In order to follow the graph, use the following procedure:
To follow this graph:
Find the pin of interest. Consider 0xFFB1CAF0, usbaudio's output pin (factory 0).
Find the connected pin. In this example, this is splitter pin 0xFFA8B008.
Look at the connection direction and visually move that way looking for the filter name. (Remember, the list is topologically sorted.) In this example, the right-pointing arrow indicates that we need to look below this entry in the list to find the corresponding pin. The splitter filter 0xFFA0C660 is immediately below.
Find the destination pin address in the filter pin instance list. In this case, this address is 0xFFA8B008.
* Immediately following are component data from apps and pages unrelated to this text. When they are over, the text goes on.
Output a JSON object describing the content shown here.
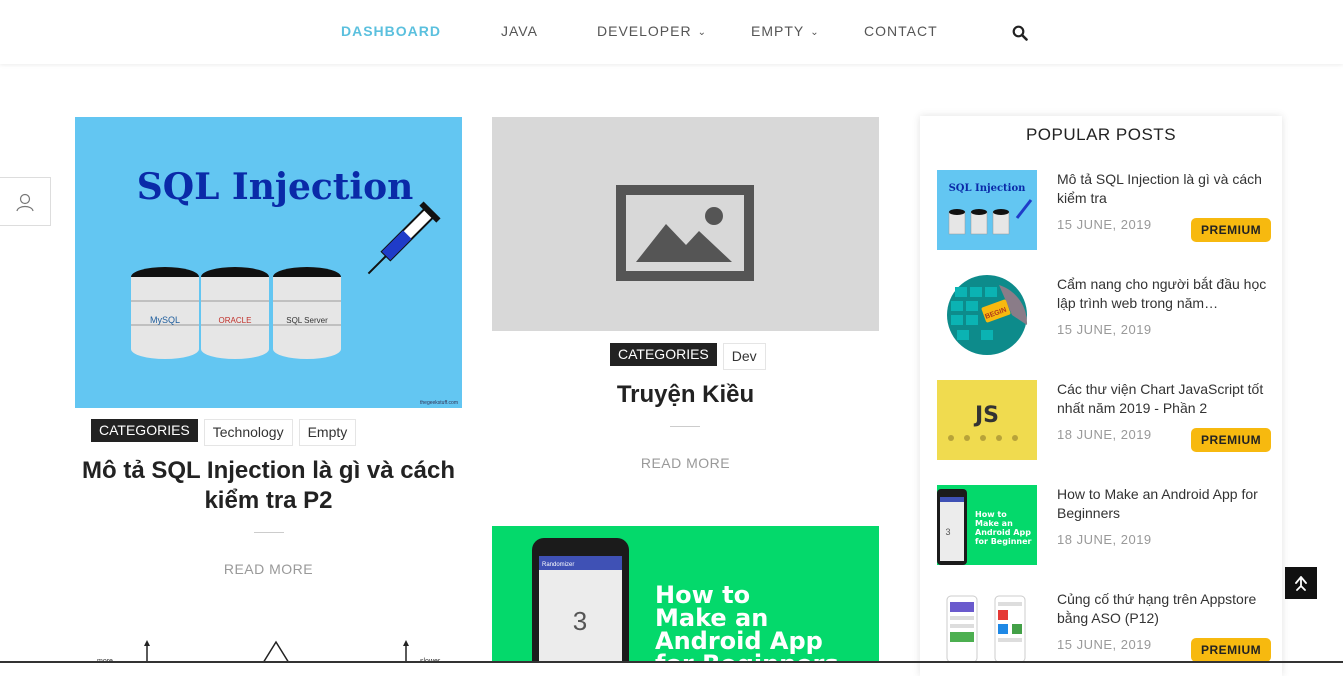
{
  "nav": {
    "items": [
      {
        "label": "DASHBOARD",
        "active": true
      },
      {
        "label": "JAVA"
      },
      {
        "label": "DEVELOPER",
        "dropdown": true
      },
      {
        "label": "EMPTY",
        "dropdown": true
      },
      {
        "label": "CONTACT"
      }
    ],
    "search_icon": "search-icon"
  },
  "posts": [
    {
      "image_heading": "SQL Injection",
      "image_db_labels": [
        "MySQL",
        "ORACLE",
        "SQL Server"
      ],
      "image_watermark": "thegeekstuff.com",
      "categories_label": "CATEGORIES",
      "tags": [
        "Technology",
        "Empty"
      ],
      "title_line1": "Mô tả SQL Injection là gì và cách",
      "title_line2": "kiểm tra P2",
      "read_more": "READ MORE",
      "graph_labels": [
        "more",
        "slower"
      ]
    },
    {
      "image": "placeholder-image-icon",
      "categories_label": "CATEGORIES",
      "tags": [
        "Dev"
      ],
      "title": "Truyện Kiều",
      "read_more": "READ MORE"
    },
    {
      "image_text": [
        "How to",
        "Make an",
        "Android App",
        "for Beginners"
      ],
      "phone_app_bar": "Randomizer",
      "phone_number": "3"
    }
  ],
  "sidebar": {
    "title": "POPULAR POSTS",
    "items": [
      {
        "title": "Mô tả SQL Injection là gì và cách kiểm tra",
        "date": "15 JUNE, 2019",
        "premium": "PREMIUM",
        "thumb_text": "SQL Injection"
      },
      {
        "title": "Cẩm nang cho người bắt đầu học lập trình web trong năm…",
        "date": "15 JUNE, 2019",
        "thumb_text": "BEGIN"
      },
      {
        "title": "Các thư viện Chart JavaScript tốt nhất năm 2019 - Phần 2",
        "date": "18 JUNE, 2019",
        "premium": "PREMIUM",
        "thumb_text": "JS"
      },
      {
        "title": "How to Make an Android App for Beginners",
        "date": "18 JUNE, 2019",
        "thumb_text": [
          "How to",
          "Make an",
          "Android App",
          "for Beginner"
        ],
        "thumb_number": "3"
      },
      {
        "title": "Củng cố thứ hạng trên Appstore bằng ASO (P12)",
        "date": "15 JUNE, 2019",
        "premium": "PREMIUM"
      }
    ]
  },
  "colors": {
    "accent": "#5bc0de",
    "premium": "#f7b90f",
    "sql_bg": "#63c6f2",
    "android_bg": "#04d96b",
    "js_bg": "#f0db4f"
  }
}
The To follow this graph: command can also be used to analyze stalled graphs from any given starting point. To do this, specify 4 in the Flags parameter:
kd> !graph 812567c0 7 4 Attempting a graph build on 812567c0... Please be patient... Graph With Starting Point 812567c0: "emu10k" Filter ff9ebb98, Child Factories 5 Output Factory 0: Pin 812567c0 (File 811c6630, -> "splitter" 811df960) Irps(q/p) = 8, 0 "splitter" Filter ffb18890, Child Factories 2 Output Factory 0: Pin 811df430 (File ffa55f90) Irps(q/p) = 10, 0 Input Factory 1: Pin 811df960 (File 81187820, <- "emu10k" 812567c0) Irps(q/p) = 0, 8 Analyzing a Hung Graph From 812567c0: Suspect Filters (For a Hung Graph): "emu10k" Filter ff9ebb98 or class "PortCls Wave Cyclic" is suspect. Reasons For This Analysis: - No critical pin has less than 8 queued Irps - Downstream "splitter" pin 811df960 is starved Irps to check: 81255418 811df008 81252008 81255280 81250b30 ffa1fe70 81252e70 ffa01d98 NOTE: The above is based on heuristic analysis. It is not designed to be a replacement for an actual developer looking at this particular hang! The filters listed as suspects may or may not be the actual cause of the stall!
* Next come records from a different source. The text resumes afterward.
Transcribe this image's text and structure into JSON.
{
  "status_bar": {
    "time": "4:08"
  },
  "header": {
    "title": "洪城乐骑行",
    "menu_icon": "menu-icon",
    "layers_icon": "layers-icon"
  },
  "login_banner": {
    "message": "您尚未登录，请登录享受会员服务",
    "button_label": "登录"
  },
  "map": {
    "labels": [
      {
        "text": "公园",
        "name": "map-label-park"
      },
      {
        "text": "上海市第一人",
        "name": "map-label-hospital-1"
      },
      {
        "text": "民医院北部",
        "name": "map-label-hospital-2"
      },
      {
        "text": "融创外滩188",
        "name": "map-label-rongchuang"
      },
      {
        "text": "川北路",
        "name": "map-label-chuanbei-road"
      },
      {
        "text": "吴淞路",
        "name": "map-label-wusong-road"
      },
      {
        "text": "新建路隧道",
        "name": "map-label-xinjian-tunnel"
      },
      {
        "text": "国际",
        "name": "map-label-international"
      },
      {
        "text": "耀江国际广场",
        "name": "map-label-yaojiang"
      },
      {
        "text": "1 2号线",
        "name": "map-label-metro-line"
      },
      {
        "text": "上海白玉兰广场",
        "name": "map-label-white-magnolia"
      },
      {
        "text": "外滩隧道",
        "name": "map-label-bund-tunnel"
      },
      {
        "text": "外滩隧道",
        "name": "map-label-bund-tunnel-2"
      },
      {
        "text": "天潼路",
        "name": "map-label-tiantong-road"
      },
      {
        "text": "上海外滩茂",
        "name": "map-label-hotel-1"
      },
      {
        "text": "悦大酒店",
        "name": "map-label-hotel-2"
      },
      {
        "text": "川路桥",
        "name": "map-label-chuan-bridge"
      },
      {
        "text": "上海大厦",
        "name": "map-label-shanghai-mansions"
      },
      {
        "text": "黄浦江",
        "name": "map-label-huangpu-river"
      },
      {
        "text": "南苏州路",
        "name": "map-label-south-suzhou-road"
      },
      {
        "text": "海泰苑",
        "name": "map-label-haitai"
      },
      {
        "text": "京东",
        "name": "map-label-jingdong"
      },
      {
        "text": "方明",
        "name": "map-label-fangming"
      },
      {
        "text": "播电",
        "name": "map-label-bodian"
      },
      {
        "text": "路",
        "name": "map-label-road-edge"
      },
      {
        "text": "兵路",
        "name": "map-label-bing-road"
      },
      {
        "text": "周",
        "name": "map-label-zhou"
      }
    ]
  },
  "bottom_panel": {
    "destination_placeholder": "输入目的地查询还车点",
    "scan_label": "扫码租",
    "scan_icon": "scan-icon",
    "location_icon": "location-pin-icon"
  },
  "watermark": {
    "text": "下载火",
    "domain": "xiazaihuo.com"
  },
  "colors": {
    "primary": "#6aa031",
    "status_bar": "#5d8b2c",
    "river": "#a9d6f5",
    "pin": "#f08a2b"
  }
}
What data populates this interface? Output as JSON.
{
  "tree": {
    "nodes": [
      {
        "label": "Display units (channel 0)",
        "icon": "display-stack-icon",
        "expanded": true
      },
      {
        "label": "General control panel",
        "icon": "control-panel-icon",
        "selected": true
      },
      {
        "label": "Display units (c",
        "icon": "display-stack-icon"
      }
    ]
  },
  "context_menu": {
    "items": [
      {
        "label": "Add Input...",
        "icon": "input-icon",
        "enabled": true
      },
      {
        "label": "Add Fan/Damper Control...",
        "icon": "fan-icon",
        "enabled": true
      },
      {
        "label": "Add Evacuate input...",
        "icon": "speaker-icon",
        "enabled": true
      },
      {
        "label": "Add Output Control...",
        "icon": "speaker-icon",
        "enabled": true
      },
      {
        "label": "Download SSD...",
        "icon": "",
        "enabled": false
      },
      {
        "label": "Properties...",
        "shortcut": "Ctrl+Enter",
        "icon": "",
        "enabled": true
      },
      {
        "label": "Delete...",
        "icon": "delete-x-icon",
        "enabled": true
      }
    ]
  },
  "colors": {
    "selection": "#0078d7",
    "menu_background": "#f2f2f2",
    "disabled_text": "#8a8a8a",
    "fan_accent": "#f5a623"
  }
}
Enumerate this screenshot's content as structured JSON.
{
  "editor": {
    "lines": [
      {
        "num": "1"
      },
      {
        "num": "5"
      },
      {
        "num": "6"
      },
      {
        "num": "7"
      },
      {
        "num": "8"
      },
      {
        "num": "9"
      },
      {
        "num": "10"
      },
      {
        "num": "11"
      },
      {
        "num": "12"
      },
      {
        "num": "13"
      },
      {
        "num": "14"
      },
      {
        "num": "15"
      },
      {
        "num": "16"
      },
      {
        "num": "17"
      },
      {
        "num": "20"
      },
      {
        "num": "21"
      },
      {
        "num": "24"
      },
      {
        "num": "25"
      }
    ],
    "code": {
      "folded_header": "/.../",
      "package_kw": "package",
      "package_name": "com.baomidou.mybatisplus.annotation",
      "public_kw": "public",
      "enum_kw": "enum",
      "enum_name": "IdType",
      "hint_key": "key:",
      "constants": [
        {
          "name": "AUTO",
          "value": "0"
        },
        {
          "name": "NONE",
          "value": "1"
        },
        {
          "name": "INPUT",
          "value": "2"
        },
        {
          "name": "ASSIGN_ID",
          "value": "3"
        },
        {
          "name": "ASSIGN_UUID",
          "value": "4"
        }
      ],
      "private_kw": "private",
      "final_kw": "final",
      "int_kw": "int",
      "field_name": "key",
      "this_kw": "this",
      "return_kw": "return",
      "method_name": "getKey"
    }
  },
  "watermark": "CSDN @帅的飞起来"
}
For such output, look at the "suspects" list. These suspect filters are those that are in the critical path of progress being made in the graph. Begin debugging from that point based on the reasons that the analyzer has produced for the stall.
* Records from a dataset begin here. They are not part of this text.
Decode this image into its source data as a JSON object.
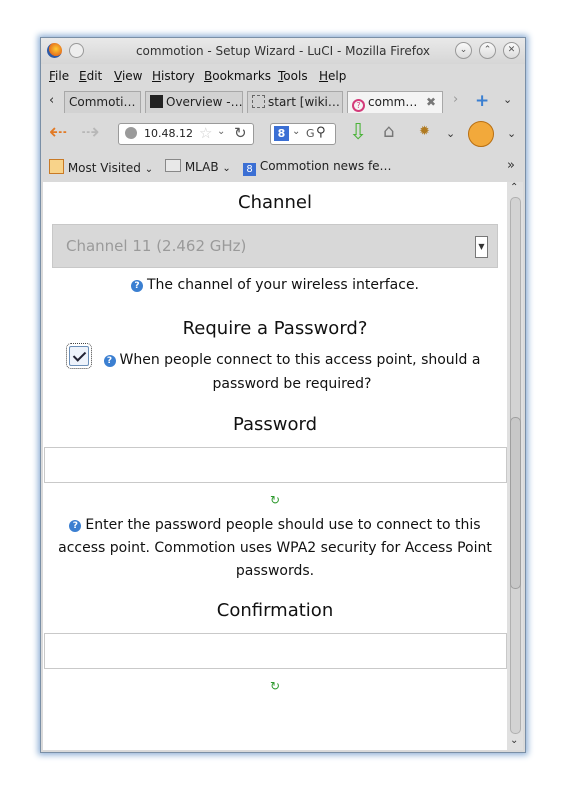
{
  "window": {
    "title": "commotion - Setup Wizard - LuCI - Mozilla Firefox"
  },
  "menu": [
    "File",
    "Edit",
    "View",
    "History",
    "Bookmarks",
    "Tools",
    "Help"
  ],
  "tabs": [
    {
      "label": "Commoti…"
    },
    {
      "label": "Overview -…"
    },
    {
      "label": "start [wiki…"
    },
    {
      "label": "comm…"
    }
  ],
  "toolbar": {
    "url": "10.48.12",
    "search_engine_letter": "8",
    "search_glyph": "G"
  },
  "bookmarks": [
    "Most Visited",
    "MLAB",
    "Commotion news fe…"
  ],
  "page": {
    "channel_heading": "Channel",
    "channel_value": "Channel 11 (2.462 GHz)",
    "channel_help": "The channel of your wireless interface.",
    "password_required_heading": "Require a Password?",
    "password_required_checked": true,
    "password_required_help_line1": "When people connect to this access point, should a",
    "password_required_help_line2": "password be required?",
    "password_heading": "Password",
    "password_help_line1": "Enter the password people should use to connect to this",
    "password_help_line2": "access point. Commotion uses WPA2 security for Access Point",
    "password_help_line3": "passwords.",
    "confirmation_heading": "Confirmation"
  }
}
Note This functionality should only be used on stalled graphs! The analyzer has no way of knowing how long the graph has been in this state. Breaking into the debugger and analyzing a running graph as a stalled graph still displays a suspect filter.
Build date: 11/16/2013